The system is anticipated to be commissioned within a year.
Google is developing a new global database of child abuse images, which would be shared with its rival firms, to eliminate child pornography on the web.
According to the search engine, database would detect images via a ‘hashing’ process, which assists in developing a unique fingerprint that enables Google, or websites to detect similar images based on what they actually resemble.
The new database, which is anticipated to be commissioned within a year, will also allow flagged child porn images by child protection organisations including the Internet Watch Foundation (IWF) to be cleaned from the web.
Google Giving director Jacquelline Fuller said that the firm has been using ‘hashing’ technology since 2008 to tag known child sexual abuse images, allowing identifying duplicate images that may exist elsewhere.
"Each offending image in effect gets a unique ID that our computers can recognise without humans having to view them again," Fuller said.
"Recently, we’ve started working to incorporate encrypted ‘fingerprints’ of child sexual abuse images into a cross-industry database.
"This will enable companies, law enforcement and charities to better collaborate on detecting and removing these images, and to take action against the criminals."
Google has also revealed $2m Child Protection Technology Fund to support independent software developers in creating new tools to battle child pornography.
"We’re in the business of making information widely available, but there’s certain "information" that should never be created or found," Fuller added.
"We can do a lot to ensure it’s not available online — and that when people try to share this disgusting content they are caught and prosecuted."

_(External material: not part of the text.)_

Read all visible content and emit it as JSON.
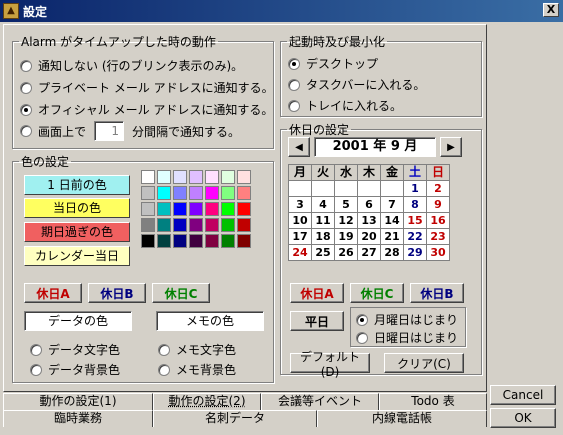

Recently, UK Prime minister David Cameron urged Google and other search engines to work harder to prevent child pornography saying that he is sickened by the proliferation of child pornography.